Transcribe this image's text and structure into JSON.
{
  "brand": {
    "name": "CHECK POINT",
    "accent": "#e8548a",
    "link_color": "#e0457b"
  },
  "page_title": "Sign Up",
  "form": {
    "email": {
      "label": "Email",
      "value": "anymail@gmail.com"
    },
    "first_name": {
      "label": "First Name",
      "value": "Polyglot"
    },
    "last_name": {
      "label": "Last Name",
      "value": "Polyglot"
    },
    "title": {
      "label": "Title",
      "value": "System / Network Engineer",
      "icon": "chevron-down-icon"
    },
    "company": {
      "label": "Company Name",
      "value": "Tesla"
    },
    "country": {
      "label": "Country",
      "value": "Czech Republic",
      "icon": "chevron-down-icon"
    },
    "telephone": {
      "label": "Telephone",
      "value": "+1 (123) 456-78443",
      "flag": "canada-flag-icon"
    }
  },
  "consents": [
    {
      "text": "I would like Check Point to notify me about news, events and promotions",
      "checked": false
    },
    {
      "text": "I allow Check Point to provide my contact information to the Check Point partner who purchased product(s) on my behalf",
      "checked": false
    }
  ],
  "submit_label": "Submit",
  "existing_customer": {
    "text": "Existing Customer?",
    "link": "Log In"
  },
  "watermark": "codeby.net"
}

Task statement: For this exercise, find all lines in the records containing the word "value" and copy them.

Written reply:
      "value": "anymail@gmail.com"
      "value": "Polyglot"
      "value": "Polyglot"
      "value": "System / Network Engineer",
      "value": "Tesla"
      "value": "Czech Republic",
      "value": "+1 (123) 456-78443",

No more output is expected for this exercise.